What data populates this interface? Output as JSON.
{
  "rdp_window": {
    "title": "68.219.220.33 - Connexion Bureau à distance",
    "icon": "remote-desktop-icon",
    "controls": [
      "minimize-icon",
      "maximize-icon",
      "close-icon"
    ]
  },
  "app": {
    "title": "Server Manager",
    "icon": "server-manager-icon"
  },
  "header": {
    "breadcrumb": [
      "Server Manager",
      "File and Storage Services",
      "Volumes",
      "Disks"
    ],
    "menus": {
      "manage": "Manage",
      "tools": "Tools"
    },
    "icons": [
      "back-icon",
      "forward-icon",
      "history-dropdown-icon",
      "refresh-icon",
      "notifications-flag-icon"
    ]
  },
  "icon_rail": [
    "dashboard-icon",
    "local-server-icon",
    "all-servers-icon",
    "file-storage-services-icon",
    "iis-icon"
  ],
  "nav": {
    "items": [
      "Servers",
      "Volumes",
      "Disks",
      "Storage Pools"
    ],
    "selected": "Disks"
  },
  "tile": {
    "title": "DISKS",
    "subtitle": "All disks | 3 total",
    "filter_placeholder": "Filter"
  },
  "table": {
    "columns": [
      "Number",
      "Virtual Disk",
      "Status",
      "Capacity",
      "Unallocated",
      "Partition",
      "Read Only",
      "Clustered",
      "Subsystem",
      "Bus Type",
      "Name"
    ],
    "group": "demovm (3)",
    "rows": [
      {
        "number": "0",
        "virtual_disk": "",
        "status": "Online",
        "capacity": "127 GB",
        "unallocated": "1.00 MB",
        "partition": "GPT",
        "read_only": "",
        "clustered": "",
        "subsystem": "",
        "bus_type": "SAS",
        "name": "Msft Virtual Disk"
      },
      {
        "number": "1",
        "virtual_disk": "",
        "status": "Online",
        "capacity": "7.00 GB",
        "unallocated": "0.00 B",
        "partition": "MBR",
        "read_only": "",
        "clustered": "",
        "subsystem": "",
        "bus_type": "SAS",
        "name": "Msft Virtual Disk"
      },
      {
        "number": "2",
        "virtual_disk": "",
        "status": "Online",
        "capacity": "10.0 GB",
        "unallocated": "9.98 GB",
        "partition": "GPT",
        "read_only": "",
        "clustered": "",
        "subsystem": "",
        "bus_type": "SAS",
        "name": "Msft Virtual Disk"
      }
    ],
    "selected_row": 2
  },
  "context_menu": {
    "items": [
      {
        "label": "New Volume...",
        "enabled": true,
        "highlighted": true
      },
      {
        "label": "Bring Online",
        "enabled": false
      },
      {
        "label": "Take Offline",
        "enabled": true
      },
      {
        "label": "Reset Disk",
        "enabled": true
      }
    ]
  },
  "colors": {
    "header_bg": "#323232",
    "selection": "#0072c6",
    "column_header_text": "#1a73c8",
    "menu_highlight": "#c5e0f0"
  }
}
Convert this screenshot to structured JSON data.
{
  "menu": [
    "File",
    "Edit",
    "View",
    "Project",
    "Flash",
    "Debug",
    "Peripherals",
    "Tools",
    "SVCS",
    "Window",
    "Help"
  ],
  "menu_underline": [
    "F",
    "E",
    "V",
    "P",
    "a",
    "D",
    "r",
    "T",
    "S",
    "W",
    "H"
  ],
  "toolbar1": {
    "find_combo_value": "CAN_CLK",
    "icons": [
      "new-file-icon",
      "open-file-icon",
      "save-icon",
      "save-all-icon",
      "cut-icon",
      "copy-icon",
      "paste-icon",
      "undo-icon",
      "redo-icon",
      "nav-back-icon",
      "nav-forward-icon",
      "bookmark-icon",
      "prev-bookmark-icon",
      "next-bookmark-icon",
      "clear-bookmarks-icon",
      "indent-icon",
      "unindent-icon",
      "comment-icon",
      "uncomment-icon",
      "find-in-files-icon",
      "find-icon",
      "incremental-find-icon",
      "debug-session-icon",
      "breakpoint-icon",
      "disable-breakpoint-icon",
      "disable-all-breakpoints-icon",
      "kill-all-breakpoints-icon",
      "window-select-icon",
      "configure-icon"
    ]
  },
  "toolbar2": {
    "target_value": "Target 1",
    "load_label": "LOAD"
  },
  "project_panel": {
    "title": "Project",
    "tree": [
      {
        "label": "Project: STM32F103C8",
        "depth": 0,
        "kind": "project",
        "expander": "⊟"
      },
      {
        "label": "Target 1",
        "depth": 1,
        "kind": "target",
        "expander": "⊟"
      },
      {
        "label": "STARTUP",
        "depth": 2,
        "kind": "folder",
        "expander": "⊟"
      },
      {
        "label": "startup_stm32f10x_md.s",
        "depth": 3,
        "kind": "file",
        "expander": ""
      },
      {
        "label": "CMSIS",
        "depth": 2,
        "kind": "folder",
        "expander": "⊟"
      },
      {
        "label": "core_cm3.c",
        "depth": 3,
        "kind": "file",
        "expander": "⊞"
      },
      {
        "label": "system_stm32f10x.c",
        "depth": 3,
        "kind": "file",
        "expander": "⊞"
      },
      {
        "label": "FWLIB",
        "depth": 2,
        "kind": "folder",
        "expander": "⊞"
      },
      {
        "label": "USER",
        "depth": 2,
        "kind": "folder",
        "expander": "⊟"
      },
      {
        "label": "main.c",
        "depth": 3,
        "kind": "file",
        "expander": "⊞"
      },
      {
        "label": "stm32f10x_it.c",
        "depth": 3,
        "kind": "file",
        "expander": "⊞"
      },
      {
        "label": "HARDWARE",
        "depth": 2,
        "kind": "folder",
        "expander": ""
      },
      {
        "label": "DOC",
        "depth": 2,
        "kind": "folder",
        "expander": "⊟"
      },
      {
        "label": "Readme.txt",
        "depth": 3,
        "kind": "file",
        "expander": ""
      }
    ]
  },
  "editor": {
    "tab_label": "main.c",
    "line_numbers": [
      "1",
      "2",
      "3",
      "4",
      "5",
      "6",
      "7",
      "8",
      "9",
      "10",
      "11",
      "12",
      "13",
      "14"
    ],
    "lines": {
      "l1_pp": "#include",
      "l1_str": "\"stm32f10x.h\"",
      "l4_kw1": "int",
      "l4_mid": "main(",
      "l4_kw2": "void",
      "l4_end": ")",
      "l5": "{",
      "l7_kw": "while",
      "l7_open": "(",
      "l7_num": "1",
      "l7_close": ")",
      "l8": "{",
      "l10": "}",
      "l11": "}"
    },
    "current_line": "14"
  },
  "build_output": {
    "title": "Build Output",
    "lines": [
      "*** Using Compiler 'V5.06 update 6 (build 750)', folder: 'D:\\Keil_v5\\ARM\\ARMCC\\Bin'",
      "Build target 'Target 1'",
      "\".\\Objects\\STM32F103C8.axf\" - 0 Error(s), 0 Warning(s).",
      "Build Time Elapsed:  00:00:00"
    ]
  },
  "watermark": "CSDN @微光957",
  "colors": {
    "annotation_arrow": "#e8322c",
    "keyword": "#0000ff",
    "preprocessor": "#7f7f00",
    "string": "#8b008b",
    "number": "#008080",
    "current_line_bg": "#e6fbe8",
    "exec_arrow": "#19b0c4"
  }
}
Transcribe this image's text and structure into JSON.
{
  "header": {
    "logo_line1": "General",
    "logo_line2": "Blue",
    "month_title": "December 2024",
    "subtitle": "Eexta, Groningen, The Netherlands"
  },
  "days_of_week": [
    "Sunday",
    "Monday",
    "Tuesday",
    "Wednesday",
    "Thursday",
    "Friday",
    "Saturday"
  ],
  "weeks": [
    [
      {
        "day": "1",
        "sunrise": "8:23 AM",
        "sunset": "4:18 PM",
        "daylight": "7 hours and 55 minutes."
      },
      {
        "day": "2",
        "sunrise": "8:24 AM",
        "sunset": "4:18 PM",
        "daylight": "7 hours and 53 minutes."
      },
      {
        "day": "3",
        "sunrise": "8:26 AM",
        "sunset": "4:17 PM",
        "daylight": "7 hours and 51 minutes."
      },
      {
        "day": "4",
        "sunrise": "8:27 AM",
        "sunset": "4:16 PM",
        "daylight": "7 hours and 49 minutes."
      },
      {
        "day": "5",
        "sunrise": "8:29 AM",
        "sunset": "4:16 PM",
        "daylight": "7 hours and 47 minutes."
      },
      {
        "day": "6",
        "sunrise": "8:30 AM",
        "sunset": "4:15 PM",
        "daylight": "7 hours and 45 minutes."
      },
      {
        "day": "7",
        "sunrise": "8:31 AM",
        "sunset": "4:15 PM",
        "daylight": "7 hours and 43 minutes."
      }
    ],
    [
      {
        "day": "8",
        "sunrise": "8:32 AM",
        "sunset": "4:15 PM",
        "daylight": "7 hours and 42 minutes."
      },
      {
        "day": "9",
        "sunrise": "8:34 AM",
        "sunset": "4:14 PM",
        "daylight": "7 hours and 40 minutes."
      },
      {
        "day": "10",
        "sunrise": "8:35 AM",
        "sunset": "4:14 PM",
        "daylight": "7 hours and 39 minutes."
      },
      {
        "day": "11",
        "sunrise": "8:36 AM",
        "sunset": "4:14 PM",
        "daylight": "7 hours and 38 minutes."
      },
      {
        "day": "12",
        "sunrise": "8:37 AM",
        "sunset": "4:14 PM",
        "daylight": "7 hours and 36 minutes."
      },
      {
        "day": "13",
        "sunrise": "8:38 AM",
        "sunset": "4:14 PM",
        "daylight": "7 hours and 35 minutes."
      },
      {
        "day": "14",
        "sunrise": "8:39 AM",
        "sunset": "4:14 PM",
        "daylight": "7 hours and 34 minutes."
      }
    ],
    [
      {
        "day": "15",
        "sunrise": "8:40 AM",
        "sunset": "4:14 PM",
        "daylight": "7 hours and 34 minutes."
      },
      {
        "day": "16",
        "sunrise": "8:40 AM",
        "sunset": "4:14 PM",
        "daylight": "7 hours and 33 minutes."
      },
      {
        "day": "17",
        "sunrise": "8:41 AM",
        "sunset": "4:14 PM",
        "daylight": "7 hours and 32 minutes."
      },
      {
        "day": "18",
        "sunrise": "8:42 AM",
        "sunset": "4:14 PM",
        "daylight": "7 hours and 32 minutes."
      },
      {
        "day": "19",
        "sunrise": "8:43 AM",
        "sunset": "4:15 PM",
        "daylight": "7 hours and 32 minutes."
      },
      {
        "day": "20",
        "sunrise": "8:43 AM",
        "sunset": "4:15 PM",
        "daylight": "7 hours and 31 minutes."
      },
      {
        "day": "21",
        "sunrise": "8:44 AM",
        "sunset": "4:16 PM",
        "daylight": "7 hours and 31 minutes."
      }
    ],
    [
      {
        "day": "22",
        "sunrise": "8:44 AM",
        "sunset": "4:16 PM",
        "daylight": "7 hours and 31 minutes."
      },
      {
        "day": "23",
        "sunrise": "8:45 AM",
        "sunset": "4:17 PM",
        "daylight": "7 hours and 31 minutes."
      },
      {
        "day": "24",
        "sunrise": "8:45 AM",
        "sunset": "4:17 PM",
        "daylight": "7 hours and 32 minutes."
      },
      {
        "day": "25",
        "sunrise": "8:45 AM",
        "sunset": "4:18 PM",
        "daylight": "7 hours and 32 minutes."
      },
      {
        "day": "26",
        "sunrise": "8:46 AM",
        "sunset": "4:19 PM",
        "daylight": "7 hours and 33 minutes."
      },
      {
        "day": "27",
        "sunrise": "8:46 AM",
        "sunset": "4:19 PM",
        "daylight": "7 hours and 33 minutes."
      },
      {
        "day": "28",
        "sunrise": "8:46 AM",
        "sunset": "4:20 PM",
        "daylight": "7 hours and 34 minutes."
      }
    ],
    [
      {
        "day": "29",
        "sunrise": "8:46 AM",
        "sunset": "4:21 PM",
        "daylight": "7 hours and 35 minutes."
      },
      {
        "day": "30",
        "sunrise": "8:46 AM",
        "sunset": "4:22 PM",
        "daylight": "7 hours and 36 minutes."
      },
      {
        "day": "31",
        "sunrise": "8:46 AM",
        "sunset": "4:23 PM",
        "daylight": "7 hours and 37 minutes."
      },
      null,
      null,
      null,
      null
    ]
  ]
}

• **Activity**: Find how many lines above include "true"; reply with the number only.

• **Answer to this task**: 4